▸ **Required work**
Please determine how many lines of the material include the word "Shift", and respond with nothing but that number.

-- Records for this exercise follows --

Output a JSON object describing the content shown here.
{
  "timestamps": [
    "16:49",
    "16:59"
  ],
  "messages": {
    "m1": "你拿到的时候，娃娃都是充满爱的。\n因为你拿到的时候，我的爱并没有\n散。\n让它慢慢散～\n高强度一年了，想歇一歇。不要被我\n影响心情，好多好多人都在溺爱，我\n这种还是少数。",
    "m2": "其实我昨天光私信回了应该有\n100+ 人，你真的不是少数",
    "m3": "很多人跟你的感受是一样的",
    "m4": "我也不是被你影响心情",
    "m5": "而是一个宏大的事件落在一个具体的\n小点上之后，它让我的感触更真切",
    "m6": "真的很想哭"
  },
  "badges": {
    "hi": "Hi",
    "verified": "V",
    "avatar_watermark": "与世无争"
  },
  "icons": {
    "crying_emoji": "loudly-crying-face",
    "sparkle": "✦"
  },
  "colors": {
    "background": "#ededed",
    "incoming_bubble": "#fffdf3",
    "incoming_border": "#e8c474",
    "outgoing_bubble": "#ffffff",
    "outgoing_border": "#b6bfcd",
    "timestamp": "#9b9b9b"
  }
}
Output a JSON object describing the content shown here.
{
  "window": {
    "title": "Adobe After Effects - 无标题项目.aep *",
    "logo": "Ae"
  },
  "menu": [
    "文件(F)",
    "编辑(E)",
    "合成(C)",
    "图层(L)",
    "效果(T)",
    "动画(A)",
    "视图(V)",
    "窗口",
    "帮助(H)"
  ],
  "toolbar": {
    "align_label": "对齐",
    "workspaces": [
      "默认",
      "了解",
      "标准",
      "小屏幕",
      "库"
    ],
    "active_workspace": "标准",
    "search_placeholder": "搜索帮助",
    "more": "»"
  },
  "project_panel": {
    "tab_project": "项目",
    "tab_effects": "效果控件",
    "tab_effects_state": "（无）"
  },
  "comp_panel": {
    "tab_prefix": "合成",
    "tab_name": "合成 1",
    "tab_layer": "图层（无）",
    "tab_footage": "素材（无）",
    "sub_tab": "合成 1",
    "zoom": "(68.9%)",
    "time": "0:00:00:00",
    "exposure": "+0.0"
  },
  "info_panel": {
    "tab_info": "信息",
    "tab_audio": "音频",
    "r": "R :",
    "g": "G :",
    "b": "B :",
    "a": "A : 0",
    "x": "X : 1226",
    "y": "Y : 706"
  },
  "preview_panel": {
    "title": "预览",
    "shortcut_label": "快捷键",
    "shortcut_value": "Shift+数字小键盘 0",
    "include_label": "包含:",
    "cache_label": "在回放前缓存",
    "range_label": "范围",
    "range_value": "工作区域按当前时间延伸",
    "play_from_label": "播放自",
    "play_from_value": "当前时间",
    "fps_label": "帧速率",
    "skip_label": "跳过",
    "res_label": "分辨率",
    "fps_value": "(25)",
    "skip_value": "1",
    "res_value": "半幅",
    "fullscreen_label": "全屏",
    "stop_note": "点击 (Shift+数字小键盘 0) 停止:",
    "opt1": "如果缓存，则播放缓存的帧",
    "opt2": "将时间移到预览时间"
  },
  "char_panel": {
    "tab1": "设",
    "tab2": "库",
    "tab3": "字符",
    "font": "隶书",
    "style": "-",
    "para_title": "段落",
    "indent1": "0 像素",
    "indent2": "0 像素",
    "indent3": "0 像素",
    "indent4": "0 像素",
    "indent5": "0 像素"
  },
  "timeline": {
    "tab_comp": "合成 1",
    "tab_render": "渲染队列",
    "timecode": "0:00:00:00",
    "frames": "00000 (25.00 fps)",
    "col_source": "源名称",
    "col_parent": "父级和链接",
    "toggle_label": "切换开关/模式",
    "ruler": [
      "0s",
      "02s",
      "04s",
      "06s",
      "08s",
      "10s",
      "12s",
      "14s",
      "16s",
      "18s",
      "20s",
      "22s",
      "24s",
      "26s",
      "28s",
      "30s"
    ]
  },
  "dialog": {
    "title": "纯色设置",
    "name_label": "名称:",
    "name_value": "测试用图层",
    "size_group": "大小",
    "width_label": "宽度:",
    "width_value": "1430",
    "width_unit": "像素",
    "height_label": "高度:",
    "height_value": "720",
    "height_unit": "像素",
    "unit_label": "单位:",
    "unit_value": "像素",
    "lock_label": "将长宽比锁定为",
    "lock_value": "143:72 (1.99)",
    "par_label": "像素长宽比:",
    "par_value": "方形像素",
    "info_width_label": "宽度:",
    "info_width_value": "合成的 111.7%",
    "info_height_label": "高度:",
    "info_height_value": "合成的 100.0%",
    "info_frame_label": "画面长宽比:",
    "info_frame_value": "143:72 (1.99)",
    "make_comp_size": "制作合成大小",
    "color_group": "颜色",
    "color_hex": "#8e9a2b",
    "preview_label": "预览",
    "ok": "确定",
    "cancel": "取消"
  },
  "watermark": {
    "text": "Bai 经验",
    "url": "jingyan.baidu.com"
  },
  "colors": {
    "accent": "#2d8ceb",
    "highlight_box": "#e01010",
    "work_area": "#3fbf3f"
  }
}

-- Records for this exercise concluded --

▸ **Expected answer**
2